Exploration was one of the game's most exciting prospects - randomised planets, species and missions that would lend the game that all-important sense of discovery, of being somewhere no player had gone before - but is a dreadful disappointment, consisting of basic, poorly-refined and endlessly-recycled mission templates with a few variables thrown in.
The problem is that all of these, and indeed Deep Space Encounters too, are built from the same few building blocks, and the action gets very repetitive very quickly. The same criticism can be levelled at questing in many MMOs, but Star Trek Online is lacking in the variation of location, the downtime, the social aspects, the way different missions interlock and the alternative activities that liven up other games and give each play session a sense of personal choice.
The diversions and alternatives simply aren't there. Crafting barely exists at all - you can "research" materials and trade them in for pretty meaningless upgrades at Memory Alpha. Skill points (experience, in other words) are heavily weighted towards mission completion, so grinding is a non-starter.

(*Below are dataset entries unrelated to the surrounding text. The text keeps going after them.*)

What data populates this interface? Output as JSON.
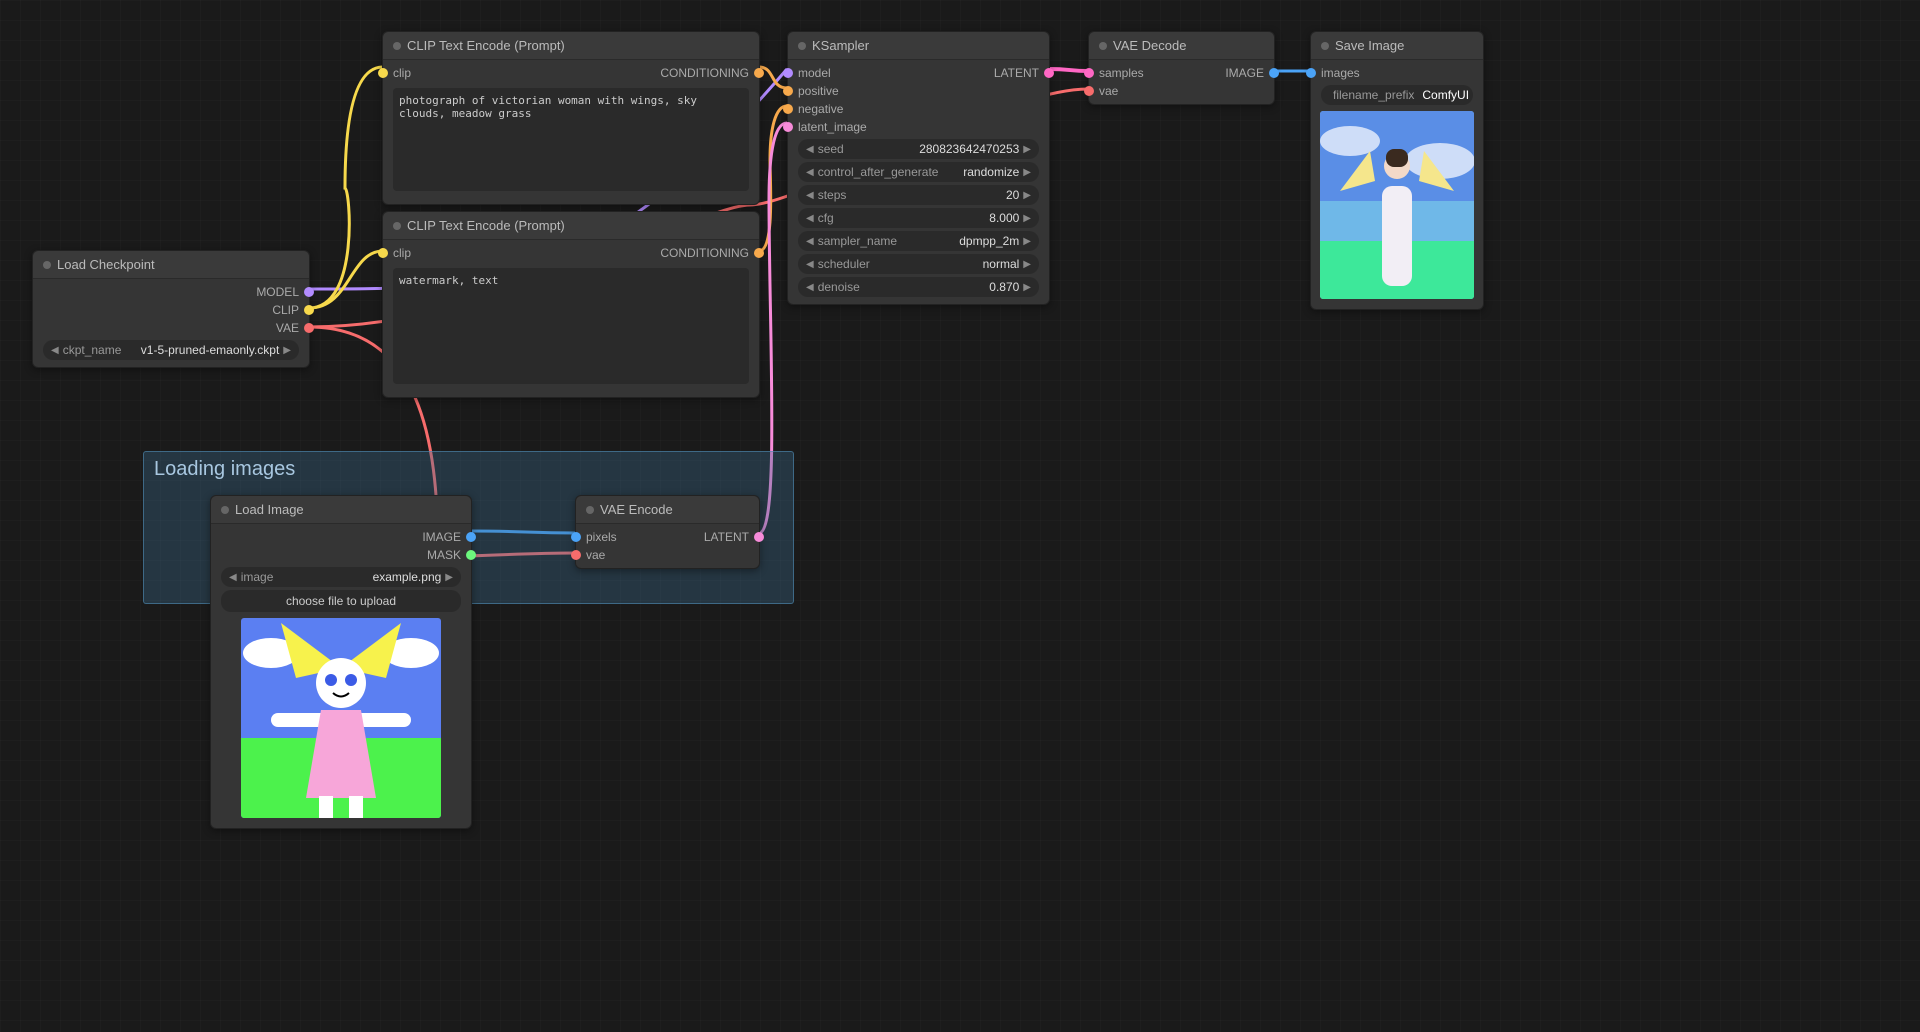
{
  "nodes": {
    "load_checkpoint": {
      "title": "Load Checkpoint",
      "outputs": [
        "MODEL",
        "CLIP",
        "VAE"
      ],
      "ckpt_label": "ckpt_name",
      "ckpt_value": "v1-5-pruned-emaonly.ckpt"
    },
    "clip_pos": {
      "title": "CLIP Text Encode (Prompt)",
      "input": "clip",
      "output": "CONDITIONING",
      "text": "photograph of victorian woman with wings, sky clouds, meadow grass"
    },
    "clip_neg": {
      "title": "CLIP Text Encode (Prompt)",
      "input": "clip",
      "output": "CONDITIONING",
      "text": "watermark, text"
    },
    "ksampler": {
      "title": "KSampler",
      "inputs": [
        "model",
        "positive",
        "negative",
        "latent_image"
      ],
      "output": "LATENT",
      "widgets": [
        {
          "name": "seed",
          "value": "280823642470253"
        },
        {
          "name": "control_after_generate",
          "value": "randomize"
        },
        {
          "name": "steps",
          "value": "20"
        },
        {
          "name": "cfg",
          "value": "8.000"
        },
        {
          "name": "sampler_name",
          "value": "dpmpp_2m"
        },
        {
          "name": "scheduler",
          "value": "normal"
        },
        {
          "name": "denoise",
          "value": "0.870"
        }
      ]
    },
    "vae_decode": {
      "title": "VAE Decode",
      "inputs": [
        "samples",
        "vae"
      ],
      "output": "IMAGE"
    },
    "save_image": {
      "title": "Save Image",
      "input": "images",
      "prefix_label": "filename_prefix",
      "prefix_value": "ComfyUI"
    },
    "load_image": {
      "title": "Load Image",
      "outputs": [
        "IMAGE",
        "MASK"
      ],
      "image_label": "image",
      "image_value": "example.png",
      "upload_label": "choose file to upload"
    },
    "vae_encode": {
      "title": "VAE Encode",
      "inputs": [
        "pixels",
        "vae"
      ],
      "output": "LATENT"
    }
  },
  "group": {
    "title": "Loading images"
  }
}
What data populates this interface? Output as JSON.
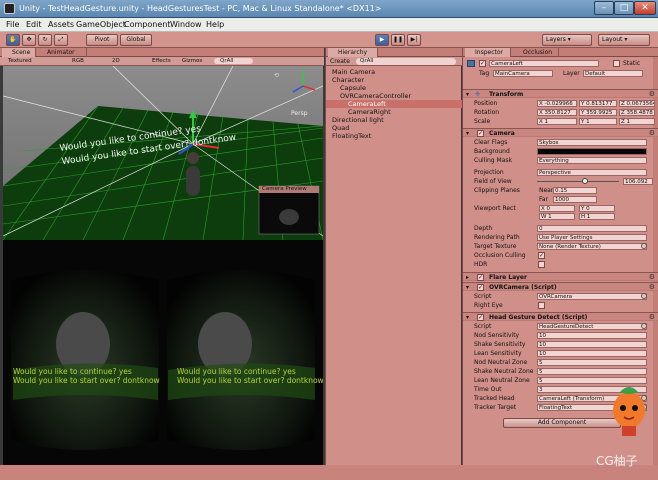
{
  "window": {
    "title": "Unity - TestHeadGesture.unity - HeadGesturesTest - PC, Mac & Linux Standalone* <DX11>"
  },
  "menu": [
    "File",
    "Edit",
    "Assets",
    "GameObject",
    "Component",
    "Window",
    "Help"
  ],
  "toolbar": {
    "pivot": "Pivot",
    "global": "Global",
    "layers": "Layers",
    "layout": "Layout"
  },
  "scene": {
    "tabs": [
      "Scene",
      "Animator"
    ],
    "options": {
      "shading": "Textured",
      "render": "RGB",
      "mode2d": "2D",
      "effects": "Effects",
      "gizmos": "Gizmos",
      "search": "QrAll"
    },
    "persp": "Persp",
    "text_line1": "Would you like to continue? yes",
    "text_line2": "Would you like to start over? dontknow",
    "camera_preview": "Camera Preview"
  },
  "game": {
    "left_line1": "Would you like to continue? yes",
    "left_line2": "Would you like to start over? dontknow",
    "right_line1": "Would you like to continue? yes",
    "right_line2": "Would you like to start over? dontknow"
  },
  "hierarchy": {
    "tab": "Hierarchy",
    "create": "Create",
    "search": "QrAll",
    "items": [
      {
        "label": "Main Camera"
      },
      {
        "label": "Character"
      },
      {
        "label": "Capsule"
      },
      {
        "label": "OVRCameraController"
      },
      {
        "label": "CameraLeft"
      },
      {
        "label": "CameraRight"
      },
      {
        "label": "Directional light"
      },
      {
        "label": "Quad"
      },
      {
        "label": "FloatingText"
      }
    ]
  },
  "inspector": {
    "tabs": [
      "Inspector",
      "Occlusion"
    ],
    "object_name": "CameraLeft",
    "static": "Static",
    "tag_label": "Tag",
    "tag_value": "MainCamera",
    "layer_label": "Layer",
    "layer_value": "Default",
    "transform": {
      "title": "Transform",
      "position_label": "Position",
      "rotation_label": "Rotation",
      "scale_label": "Scale",
      "position": [
        "X -0.029966",
        "Y 0.813177",
        "Z 0.0673564"
      ],
      "rotation": [
        "X 350.8127",
        "Y 359.9925",
        "Z 358.4878"
      ],
      "scale": [
        "X 1",
        "Y 1",
        "Z 1"
      ]
    },
    "camera": {
      "title": "Camera",
      "clear_flags_label": "Clear Flags",
      "clear_flags": "Skybox",
      "background_label": "Background",
      "culling_mask_label": "Culling Mask",
      "culling_mask": "Everything",
      "projection_label": "Projection",
      "projection": "Perspective",
      "fov_label": "Field of View",
      "fov": "106.092",
      "fov_fraction": 0.55,
      "clipping_label": "Clipping Planes",
      "near_label": "Near",
      "near": "0.15",
      "far_label": "Far",
      "far": "1000",
      "viewport_label": "Viewport Rect",
      "vp_x": "X 0",
      "vp_y": "Y 0",
      "vp_w": "W 1",
      "vp_h": "H 1",
      "depth_label": "Depth",
      "depth": "0",
      "rendering_path_label": "Rendering Path",
      "rendering_path": "Use Player Settings",
      "target_texture_label": "Target Texture",
      "target_texture": "None (Render Texture)",
      "occlusion_label": "Occlusion Culling",
      "hdr_label": "HDR"
    },
    "flare_layer": "Flare Layer",
    "ovr_camera": {
      "title": "OVRCamera (Script)",
      "script_label": "Script",
      "script": "OVRCamera",
      "right_eye_label": "Right Eye"
    },
    "head_gesture": {
      "title": "Head Gesture Detect (Script)",
      "rows": [
        {
          "label": "Script",
          "value": "HeadGestureDetect"
        },
        {
          "label": "Nod Sensitivity",
          "value": "10"
        },
        {
          "label": "Shake Sensitivity",
          "value": "10"
        },
        {
          "label": "Lean Sensitivity",
          "value": "10"
        },
        {
          "label": "Nod Neutral Zone",
          "value": "5"
        },
        {
          "label": "Shake Neutral Zone",
          "value": "5"
        },
        {
          "label": "Lean Neutral Zone",
          "value": "5"
        },
        {
          "label": "Time Out",
          "value": "3"
        },
        {
          "label": "Tracked Head",
          "value": "CameraLeft (Transform)"
        },
        {
          "label": "Tracker Target",
          "value": "FloatingText"
        }
      ]
    },
    "add_component": "Add Component"
  },
  "watermark": "CG柚子",
  "colors": {
    "tint": "#d08f89",
    "selection": "#c9706a",
    "grid": "#1f8a1f",
    "game_text": "#b8d23a"
  }
}
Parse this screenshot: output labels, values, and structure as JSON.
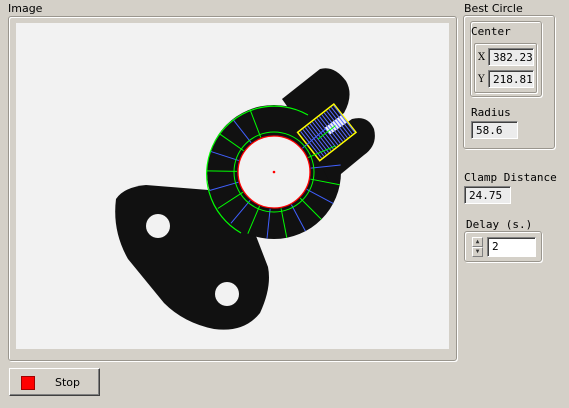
{
  "image_panel": {
    "title": "Image"
  },
  "best_circle": {
    "title": "Best Circle",
    "center": {
      "title": "Center",
      "x_label": "X",
      "x_value": "382.23",
      "y_label": "Y",
      "y_value": "218.81"
    },
    "radius": {
      "label": "Radius",
      "value": "58.6"
    }
  },
  "clamp_distance": {
    "label": "Clamp Distance",
    "value": "24.75"
  },
  "delay": {
    "label": "Delay (s.)",
    "value": "2"
  },
  "stop_button": {
    "label": "Stop"
  },
  "colors": {
    "stop_icon": "#ff0000",
    "window_bg": "#d4d0c8",
    "fit_circle_red": "#ff0000",
    "edge_green": "#00ff00",
    "measure_blue": "#0000ff",
    "roi_yellow": "#ffff00"
  },
  "icons": {
    "stop": "stop-square-icon",
    "spin_up": "spin-up-icon",
    "spin_down": "spin-down-icon"
  }
}
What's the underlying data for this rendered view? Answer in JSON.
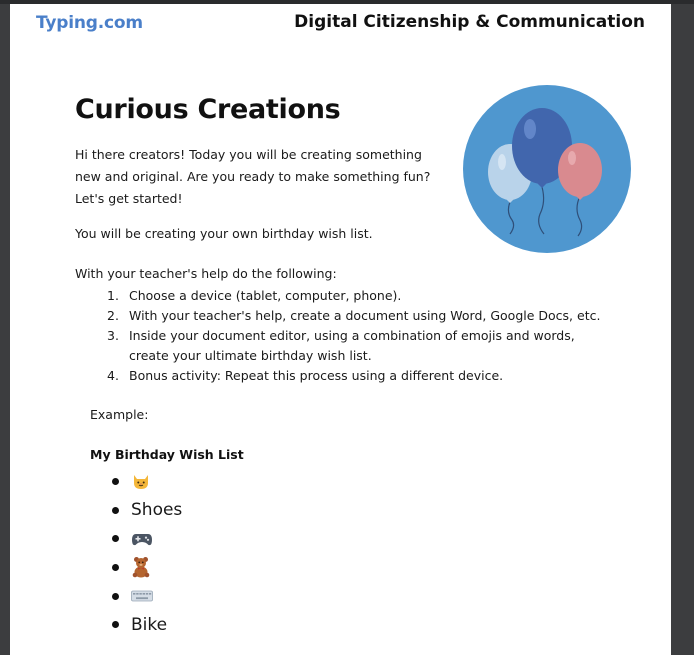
{
  "header": {
    "brand": "Typing.com",
    "title": "Digital Citizenship & Communication"
  },
  "document": {
    "title": "Curious Creations",
    "intro": "Hi there creators! Today you will be creating something new and original. Are you ready to make something fun? Let's get started!",
    "wish_intro": "You will be creating your own birthday wish list.",
    "steps_intro": "With your teacher's help do the following:",
    "steps": [
      {
        "num": "1.",
        "text": "Choose a device (tablet, computer, phone)."
      },
      {
        "num": "2.",
        "text": "With your teacher's help, create a document using Word, Google Docs, etc."
      },
      {
        "num": "3.",
        "text": "Inside your document editor, using a combination of emojis and words, create your ultimate birthday wish list."
      },
      {
        "num": "4.",
        "text": "Bonus activity: Repeat this process using a different device."
      }
    ],
    "example_label": "Example:",
    "wish_list_title": "My Birthday Wish List",
    "wish_list": [
      {
        "icon": "cat-face-icon"
      },
      {
        "text": "Shoes"
      },
      {
        "icon": "game-controller-icon"
      },
      {
        "icon": "teddy-bear-icon"
      },
      {
        "icon": "keyboard-icon"
      },
      {
        "text": "Bike"
      }
    ]
  },
  "colors": {
    "brand": "#4a7fc9",
    "circle": "#4f97cf",
    "balloon_dark": "#4166ad",
    "balloon_light": "#b9d3ea",
    "balloon_pink": "#d98a8f"
  }
}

Cryptic has never been very good at loot, and Star Trek Online is no exception - there's too much of it, it comes too late in too fine gradations, and it's hard to tell the effectiveness of one item from the next. So pursuing treasured trinkets doesn't work as motivation either - it's just a case of clearing missions so you can do more missions. Levelling is slow and that next rank can seem awfully far away.
Star Trek Online does have potential as a player-versus-player game, but in its current form that's completely unrealised. This is a particular problem for players who choose to start a Klingon character, which unlocks quite early on at Lieutenant Grade 5, because PVP is all there is for Klingons to do.
There is some insultingly basic mission content that's a variation of Exploration on the Federation side, and Klingons can fight each other and the Feds on a variety of undistinguished space and ground maps, but that's it. Players are miserable, and Klingon chat channels are among the most dispiriting places to hang out on the internet right now. This faction will need to get some serious love if it's to foster a community healthy enough to provide the happy hordes of Starfleet with proper competition.
Despite all of these complaints, those hordes of starship captains are quite happy. They may not have many different things to do, and the missions and UI may be rather buggy, but there does seem to be enough content to sustain them - at least until the endgame - and even at its worst that content is knockabout fun with more instant appeal, and more suitability for casual, short-session, low-commitment play than most MMOs.
And more spaceships too - Star Trek Online is in a field of one in terms of its theme, its only real rival being the intimidatingly complex and political EVE Online, right at the other end of the accessibility scale. It's a unique offering then, in many ways a loveable one, and for Star Trek fans if not MMO gamers it's a great social experience. It makes its licence a blessing, not a burden, but it's a blessing this rickety voyage into the unknown badly needs.
6 / 10